A Little Something for Everyone
IN MANY PLACES, THE LOW-INCOME POPULATION LIVES
in risky environments and are vulnerable to numerous hazards, including illness, disability, accidental death, fire, agricultural losses, flooding and other natural or man-made disasters.
They are least able to cope with any of the mentioned crises. Although they have informal means to manage risks, informal coping strategies generally provide insufficient protection. It tends to only cover a small portion of the loss and they will need to seek support from other sources.
Microinsurance is defined by its highly specific coverage designed for low-income groups to protect against specific perils in exchange for a small regular premium payment proportionate to the cost of the risk involved. In this respect, "micro" also refers to a small financial transaction that each insurance policy generates.
Generally microinsurance is for persons ignored by mainstream commercial and social insurance schemes. It also covers persons working in informal economy with irregular cash flow. An important aspect of microinsurance is that it can be delivered through different channels such as small community-based schemes, cooperatives as well as conventional insurance agencies. There has been a case where a large insurance company had initiated with the United Nations Development Programmes (UNDP) to provide insurance for the poor in countries such as India and Indonesia. As mentioned earlier microinsurance could cover variety of risks, including illness, death and property loss.
The characterisation of microinsurance is by its product features and is further complemented by the definition of microinsurance agents, those appointed by and acting for an insurer, for distribution of microinsurance products only.
Bank Negara Malaysia is promoting microinsurance to the insurance industry through the “Microinsurance and Microtakaful: Discussion Paper” presented on April 18, 2016, which
A strong understanding among the low-income group of how insurance can address the financial needs is vital for the growth of the insurance market.
provides the regulatory framework to facilitate microinsurance/microtakaful market growth.
It is an initiative to promote financial inclusion i.e. to promote demand for insurance and takaful protection amongst the low-income and lower middle-income households, which were otherwise left out due to unaffordable premium.
The importance of financial inclusion is to ensure balanced and sustainable economic growth of Malaysia as the country moves towards a high-income nation as articulated in the Financial Sector Blueprint 2011-2020. In Malaysia microinsurance is still at the early stages of development.
Bank Negara has identified key challenges and imperatives for a successful rollout of microinsurance. The central bank is developing a proportionate regulatory framework to provide a facilitative environment for microinsurance market growth. The framework’s objective is to enable the market growth and innovation in microinsurance while maintaining the product quality and business sustainability.

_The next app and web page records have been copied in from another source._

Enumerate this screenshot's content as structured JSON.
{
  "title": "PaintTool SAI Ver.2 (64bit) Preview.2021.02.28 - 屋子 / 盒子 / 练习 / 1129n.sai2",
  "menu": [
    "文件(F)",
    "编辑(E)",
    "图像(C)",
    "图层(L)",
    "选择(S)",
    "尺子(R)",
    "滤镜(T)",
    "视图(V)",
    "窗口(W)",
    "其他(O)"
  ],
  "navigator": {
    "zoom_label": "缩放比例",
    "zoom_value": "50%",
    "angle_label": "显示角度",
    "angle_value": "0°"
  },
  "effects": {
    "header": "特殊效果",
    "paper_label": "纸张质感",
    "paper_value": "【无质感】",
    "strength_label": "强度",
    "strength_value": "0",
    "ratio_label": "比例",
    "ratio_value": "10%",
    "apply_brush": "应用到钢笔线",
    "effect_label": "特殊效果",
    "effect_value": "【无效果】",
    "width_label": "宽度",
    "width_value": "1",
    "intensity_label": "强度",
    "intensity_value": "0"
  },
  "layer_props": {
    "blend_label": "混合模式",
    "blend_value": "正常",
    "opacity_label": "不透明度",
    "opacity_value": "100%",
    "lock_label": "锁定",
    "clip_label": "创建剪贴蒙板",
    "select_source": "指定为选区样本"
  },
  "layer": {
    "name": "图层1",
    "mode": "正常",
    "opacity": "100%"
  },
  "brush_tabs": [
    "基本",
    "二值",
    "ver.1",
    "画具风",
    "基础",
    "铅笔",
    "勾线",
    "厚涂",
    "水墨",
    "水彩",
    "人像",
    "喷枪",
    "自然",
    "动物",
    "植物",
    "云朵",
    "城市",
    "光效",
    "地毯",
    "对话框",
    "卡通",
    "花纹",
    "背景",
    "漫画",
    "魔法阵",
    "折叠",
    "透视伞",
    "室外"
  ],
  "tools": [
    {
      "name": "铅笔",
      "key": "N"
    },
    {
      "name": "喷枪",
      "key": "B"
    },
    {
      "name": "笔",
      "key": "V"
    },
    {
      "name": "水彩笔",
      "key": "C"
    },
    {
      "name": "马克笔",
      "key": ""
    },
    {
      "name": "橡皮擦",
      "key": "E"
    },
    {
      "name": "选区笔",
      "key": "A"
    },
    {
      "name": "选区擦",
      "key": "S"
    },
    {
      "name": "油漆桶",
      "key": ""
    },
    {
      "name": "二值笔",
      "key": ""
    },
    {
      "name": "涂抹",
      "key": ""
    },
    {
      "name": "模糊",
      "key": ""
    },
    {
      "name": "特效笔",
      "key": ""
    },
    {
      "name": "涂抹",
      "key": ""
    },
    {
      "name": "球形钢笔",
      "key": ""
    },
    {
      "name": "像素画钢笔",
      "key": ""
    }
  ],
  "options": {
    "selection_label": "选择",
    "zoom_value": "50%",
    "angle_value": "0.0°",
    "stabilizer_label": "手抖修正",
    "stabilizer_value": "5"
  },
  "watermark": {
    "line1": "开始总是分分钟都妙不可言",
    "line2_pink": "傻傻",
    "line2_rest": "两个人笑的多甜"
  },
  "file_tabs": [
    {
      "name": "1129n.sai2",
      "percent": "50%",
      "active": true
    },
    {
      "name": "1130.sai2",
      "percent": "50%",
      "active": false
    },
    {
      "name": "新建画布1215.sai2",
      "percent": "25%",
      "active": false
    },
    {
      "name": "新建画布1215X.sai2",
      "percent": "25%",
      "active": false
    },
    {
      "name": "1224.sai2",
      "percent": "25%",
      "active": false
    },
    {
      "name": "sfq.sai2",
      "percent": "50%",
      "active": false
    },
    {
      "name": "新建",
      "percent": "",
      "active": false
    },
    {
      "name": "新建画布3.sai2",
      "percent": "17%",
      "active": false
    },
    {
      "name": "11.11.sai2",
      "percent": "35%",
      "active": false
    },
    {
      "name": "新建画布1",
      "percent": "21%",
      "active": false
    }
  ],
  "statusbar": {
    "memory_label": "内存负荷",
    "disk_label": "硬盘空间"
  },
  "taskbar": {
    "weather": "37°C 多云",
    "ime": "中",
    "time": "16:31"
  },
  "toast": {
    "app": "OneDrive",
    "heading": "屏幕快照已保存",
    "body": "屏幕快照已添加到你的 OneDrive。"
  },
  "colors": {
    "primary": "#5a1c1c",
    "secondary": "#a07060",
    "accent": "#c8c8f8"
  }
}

The availability of microinsurance products is important as an alternative coping strategy by providing immediate temporary relief in event of misfortune, able to access financial resources and having peace of mind knowing that financial relief is available in an easy and timely manner.
A strong understanding among the low-income group of how insurance can address the financial needs is vital for the growth of the insurance market. Hence, insurance education is key to this success.
Microinsurance products should exhibit the following principles namely; simple and easily understood, protection provided is relevant to needs, premium/contribution is affordable, distribution channel is accessible, product features suit target groups and all processes are timely.
In order to support these principles, the product should have features such as only maximum of 3 risks covered, first-loss or fixed-benefit basis, simple underwriting, no exclusions, 15day free trial period and 30-day for both general/life insurance, 6-month waiting period for disability, natural death and medical and health, no waiting period for personal accident, on the spot issuance of certificate, dedicated call centre, claims payout within 7 working days of claim receipt, immediate partial or interim payout to meet urgent needs pending full claims verification.
The licensed persons are allowed to appoint agents to distribute microinsurance products and are called microinsurance agents. They are responsible to sell only microinsurance products, may assist with marketing, explaining product features, effecting the contract, claims submission, claims payout and processing relevant documents for the clients.
In closing, microinsurance will provide a big opportunity for insurance companies who are willing to take risks in venturing into an untapped market of the population.
Generally microinsurance is for persons ignored by mainstream commercial and social insurance schemes.